(5 of 10)
In the humvee, the soldiers fought back. Buggs and Anguiano also had an M249 machine gun, and they fired it into the Iraqi soldiers. "I heard the first sergeant say, 'Piestewa, speed up,'" Jessi said, and now they were running for it, for their lives. "Everybody was trying to talk at once, and there was all this yelling, but Lori was quiet. She knew what she was doing. I could hear bullets hitting the other vehicles, and I looked at her and I knew she hadn't given up.
"And we kept going faster and faster, and I thought it might all be all right. But it wasn't going to be all right," Jessi said. It had been about an hour since the battle began, maybe a little longer. In fear and resignation, she could not look anymore. "I lowered my head down to my knees, and I closed my eyes."
Just ahead of them, Iraqi soldiers had used a truck to block the road. An American tractor trailer rumbling just in front of Jessi and Lori's humvee came under heavy fire and, swerving to miss the Iraqi truck, ran off the road just in front of them. In the mass of Iraqi fighters, one raised a rocket-propelled grenade launcher to his shoulder and sighted on the speeding humvee. He squeezed the trigger.
Jessi, crouched in the middle, her arms around her own shoulders, her forehead on her knees, did not feel the round that finally punctured Lori's control and sent the humvee bouncing off the road, straight at the tractor trailer.

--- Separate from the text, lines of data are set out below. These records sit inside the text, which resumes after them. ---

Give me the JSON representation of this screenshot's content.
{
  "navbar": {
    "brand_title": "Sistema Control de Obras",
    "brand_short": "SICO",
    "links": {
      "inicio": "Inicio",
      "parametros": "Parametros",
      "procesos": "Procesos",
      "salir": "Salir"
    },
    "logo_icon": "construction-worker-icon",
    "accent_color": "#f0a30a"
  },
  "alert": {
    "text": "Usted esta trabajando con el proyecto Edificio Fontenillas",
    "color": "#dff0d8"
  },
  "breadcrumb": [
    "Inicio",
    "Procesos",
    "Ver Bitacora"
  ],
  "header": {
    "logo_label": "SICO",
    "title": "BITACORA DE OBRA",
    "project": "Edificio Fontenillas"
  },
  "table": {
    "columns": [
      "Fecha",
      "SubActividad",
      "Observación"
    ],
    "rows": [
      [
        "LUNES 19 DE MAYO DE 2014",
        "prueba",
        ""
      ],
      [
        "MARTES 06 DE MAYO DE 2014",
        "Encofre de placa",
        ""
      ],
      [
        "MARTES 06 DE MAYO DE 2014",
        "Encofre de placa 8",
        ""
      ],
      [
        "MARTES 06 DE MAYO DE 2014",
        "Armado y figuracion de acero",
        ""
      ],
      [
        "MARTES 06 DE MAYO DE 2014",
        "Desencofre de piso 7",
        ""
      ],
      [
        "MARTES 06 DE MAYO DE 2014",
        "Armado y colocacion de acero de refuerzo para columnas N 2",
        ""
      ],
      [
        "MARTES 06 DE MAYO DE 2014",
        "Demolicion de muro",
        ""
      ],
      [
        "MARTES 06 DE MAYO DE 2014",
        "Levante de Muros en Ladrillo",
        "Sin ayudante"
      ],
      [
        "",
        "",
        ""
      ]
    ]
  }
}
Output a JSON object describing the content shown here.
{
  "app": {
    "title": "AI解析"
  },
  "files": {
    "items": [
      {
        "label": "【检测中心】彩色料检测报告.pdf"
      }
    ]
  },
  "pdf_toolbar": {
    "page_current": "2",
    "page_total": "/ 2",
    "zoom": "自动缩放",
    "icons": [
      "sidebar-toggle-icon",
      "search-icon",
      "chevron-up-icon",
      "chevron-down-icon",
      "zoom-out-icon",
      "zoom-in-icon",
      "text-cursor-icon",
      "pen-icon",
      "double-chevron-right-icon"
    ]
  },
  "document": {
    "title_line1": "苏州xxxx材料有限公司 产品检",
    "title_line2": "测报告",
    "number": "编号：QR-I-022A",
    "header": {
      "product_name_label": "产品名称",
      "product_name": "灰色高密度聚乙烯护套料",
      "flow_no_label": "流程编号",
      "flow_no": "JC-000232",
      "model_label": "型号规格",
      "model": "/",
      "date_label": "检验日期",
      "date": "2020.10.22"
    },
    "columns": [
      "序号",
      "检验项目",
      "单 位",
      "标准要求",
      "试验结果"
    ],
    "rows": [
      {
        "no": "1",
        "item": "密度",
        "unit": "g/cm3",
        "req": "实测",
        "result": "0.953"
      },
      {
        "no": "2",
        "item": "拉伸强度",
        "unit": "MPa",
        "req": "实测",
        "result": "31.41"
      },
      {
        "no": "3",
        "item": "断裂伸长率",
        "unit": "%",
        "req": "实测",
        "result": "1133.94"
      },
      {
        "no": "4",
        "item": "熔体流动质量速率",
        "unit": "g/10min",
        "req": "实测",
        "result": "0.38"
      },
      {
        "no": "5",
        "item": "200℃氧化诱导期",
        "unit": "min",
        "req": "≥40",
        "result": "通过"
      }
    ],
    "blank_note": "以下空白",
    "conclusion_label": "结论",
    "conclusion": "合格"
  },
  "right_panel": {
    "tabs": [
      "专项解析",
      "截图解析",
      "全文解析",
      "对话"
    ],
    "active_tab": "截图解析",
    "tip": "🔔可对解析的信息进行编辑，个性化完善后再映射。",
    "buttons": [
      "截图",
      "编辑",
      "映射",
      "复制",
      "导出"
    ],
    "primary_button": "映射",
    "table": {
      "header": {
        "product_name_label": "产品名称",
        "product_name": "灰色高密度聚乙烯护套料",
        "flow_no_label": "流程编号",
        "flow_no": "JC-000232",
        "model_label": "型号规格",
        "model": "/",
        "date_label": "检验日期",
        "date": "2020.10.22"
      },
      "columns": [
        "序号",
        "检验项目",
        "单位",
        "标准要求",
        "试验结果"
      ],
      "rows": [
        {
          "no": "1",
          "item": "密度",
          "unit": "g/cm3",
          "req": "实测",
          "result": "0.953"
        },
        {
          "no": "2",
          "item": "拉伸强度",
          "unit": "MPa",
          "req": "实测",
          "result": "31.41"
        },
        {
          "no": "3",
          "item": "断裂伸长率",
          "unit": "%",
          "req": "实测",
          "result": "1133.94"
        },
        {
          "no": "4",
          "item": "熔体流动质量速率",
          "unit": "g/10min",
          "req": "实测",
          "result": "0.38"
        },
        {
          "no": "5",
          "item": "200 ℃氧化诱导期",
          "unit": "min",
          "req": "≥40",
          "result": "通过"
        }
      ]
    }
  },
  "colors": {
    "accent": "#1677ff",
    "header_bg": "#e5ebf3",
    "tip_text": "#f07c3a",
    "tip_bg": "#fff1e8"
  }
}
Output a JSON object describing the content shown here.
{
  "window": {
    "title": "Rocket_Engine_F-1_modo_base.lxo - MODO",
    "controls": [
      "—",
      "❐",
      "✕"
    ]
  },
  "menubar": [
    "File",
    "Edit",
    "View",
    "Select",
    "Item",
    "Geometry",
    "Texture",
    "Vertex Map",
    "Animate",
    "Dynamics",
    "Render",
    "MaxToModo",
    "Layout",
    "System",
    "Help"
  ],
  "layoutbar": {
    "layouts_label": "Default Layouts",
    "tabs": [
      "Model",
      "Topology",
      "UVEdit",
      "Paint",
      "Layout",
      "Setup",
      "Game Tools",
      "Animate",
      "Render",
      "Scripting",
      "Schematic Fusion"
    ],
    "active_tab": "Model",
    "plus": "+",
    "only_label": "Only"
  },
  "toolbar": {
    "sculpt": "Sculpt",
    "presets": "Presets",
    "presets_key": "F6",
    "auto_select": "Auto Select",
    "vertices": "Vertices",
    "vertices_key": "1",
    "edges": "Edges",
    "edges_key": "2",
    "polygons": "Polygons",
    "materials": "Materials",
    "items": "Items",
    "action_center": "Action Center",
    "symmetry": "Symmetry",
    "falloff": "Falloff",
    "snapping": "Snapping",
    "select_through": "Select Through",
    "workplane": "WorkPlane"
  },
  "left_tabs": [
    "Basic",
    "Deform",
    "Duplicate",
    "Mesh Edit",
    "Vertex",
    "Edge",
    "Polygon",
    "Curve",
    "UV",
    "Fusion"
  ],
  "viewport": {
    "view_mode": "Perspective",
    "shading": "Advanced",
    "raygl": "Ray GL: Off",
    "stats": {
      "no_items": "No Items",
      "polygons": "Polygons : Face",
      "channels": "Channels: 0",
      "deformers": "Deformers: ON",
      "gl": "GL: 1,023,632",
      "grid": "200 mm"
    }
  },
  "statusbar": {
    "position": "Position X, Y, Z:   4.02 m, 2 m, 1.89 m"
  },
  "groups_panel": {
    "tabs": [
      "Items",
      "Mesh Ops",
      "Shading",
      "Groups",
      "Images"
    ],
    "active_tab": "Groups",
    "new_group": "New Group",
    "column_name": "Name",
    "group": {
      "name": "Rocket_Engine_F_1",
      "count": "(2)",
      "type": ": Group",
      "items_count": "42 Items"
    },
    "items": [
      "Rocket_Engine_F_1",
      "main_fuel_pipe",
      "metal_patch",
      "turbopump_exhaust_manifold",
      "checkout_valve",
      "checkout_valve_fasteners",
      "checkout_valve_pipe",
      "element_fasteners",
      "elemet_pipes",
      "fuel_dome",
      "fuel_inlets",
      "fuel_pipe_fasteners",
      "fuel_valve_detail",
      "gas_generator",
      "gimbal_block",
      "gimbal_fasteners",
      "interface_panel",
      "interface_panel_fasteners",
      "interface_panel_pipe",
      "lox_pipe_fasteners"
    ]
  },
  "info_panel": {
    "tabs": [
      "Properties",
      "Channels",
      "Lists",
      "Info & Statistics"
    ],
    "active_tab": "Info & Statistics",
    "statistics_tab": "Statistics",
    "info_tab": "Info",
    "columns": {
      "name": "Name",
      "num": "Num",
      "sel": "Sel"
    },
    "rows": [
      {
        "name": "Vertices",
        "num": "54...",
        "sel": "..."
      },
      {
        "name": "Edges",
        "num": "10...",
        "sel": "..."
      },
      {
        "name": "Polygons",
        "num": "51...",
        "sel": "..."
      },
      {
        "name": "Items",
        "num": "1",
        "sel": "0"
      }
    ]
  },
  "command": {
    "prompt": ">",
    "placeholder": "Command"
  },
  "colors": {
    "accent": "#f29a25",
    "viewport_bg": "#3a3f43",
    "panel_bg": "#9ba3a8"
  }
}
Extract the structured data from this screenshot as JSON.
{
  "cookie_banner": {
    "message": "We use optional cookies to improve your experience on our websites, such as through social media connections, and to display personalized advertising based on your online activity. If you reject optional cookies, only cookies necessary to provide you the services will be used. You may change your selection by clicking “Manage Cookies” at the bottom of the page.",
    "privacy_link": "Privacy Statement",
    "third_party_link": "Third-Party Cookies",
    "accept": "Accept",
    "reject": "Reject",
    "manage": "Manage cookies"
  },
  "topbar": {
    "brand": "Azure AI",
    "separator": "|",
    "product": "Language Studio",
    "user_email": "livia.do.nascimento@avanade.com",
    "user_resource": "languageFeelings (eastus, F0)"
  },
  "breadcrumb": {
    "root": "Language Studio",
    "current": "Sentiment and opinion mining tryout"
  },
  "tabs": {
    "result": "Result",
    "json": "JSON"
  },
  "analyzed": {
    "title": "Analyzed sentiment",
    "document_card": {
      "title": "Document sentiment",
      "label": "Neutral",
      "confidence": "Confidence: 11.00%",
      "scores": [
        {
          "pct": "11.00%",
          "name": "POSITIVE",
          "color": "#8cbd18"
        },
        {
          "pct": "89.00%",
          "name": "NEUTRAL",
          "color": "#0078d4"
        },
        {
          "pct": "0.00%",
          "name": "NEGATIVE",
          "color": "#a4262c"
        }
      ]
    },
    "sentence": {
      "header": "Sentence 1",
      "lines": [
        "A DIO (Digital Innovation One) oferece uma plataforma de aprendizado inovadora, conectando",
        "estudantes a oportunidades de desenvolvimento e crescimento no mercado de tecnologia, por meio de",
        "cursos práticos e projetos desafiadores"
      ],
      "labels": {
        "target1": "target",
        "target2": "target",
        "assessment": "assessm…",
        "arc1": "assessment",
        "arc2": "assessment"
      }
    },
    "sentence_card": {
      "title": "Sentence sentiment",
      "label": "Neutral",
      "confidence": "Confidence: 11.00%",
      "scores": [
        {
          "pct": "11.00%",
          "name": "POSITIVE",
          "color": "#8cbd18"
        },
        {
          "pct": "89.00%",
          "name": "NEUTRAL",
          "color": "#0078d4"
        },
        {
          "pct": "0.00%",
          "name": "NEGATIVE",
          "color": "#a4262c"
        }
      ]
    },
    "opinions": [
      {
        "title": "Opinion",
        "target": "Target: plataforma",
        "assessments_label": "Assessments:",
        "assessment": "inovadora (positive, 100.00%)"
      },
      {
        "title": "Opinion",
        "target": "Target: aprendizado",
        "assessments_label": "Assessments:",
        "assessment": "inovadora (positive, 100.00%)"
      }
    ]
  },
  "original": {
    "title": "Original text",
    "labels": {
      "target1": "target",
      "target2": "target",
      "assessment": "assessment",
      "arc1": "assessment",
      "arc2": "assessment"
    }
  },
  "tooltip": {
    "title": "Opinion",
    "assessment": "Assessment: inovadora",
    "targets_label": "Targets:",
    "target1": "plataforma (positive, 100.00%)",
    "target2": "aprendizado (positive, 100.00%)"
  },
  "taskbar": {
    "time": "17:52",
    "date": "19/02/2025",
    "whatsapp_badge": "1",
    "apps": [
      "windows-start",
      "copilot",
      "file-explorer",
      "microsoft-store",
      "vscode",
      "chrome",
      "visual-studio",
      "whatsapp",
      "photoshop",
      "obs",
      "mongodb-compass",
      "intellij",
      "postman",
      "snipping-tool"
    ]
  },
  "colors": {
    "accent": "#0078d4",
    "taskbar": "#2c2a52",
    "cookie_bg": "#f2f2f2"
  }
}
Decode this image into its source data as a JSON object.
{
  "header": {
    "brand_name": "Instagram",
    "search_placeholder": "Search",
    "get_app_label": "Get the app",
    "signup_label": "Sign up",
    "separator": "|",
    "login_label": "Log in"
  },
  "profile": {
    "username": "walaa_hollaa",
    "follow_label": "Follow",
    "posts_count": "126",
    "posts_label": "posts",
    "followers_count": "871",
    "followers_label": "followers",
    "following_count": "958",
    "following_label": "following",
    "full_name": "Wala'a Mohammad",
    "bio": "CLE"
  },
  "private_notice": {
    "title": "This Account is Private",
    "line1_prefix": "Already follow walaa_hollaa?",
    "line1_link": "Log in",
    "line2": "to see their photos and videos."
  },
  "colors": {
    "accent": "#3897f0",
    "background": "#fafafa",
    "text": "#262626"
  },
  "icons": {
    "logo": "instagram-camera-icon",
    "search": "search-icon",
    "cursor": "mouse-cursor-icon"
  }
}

The last thing she remembered was praying.
"Oh, God, help us.
"Oh, God, get us out of here.
"Oh, God, please."
The rocket-propelled grenade had rocked the humvee, sending it into a swerve that carried it into the just-stopped tractor trailer with enough force to crush Sergeant Dowdy. He died, it is believed, on impact. Specialist Anguiano and Sergeant Buggs, who had fought off a small army of Iraqi fighters for what had seemed like forever, were killed, either on impact or soon after by Iraqi soldiers. Jessi and Lori lay in the wreckage. None of the American soldiers saw what happened to them.
The humvee crashed sometime after 7 a.m., but Jessi and Lori were not taken to the hospital, a military hospital, until about 10 a.m. The hospital was only minutes away.
Both Lori and Jessi were unconscious when Iraqi soldiers dropped them off at the hospital. Lori had suffered a serious head wound. The Iraqi doctors said that they tried to save her, but that brain surgery in the opening days of the war, as their emergency rooms filled with wounded, was impossible. She died before Jessi came to.
Jessi lost three hours. She lost them in the snapping bones, in the crash of the humvee, in the torment her enemies inflicted on her after she was pulled from it. It all left marks on her, and it is those marks that fill in the blanks of what Jessi lived through on the morning of March 23, 2003. But her memory just skipped, like a scratched record, from the last few seconds inside the speeding humvee to a blurred circle of faces staring down at her in what she slowly began to recognize as a hospital bed. The language she heard told her that she had awakened in a hospital under the control of her enemies, and that meant she was a prisoner of war. She had been left behind after all.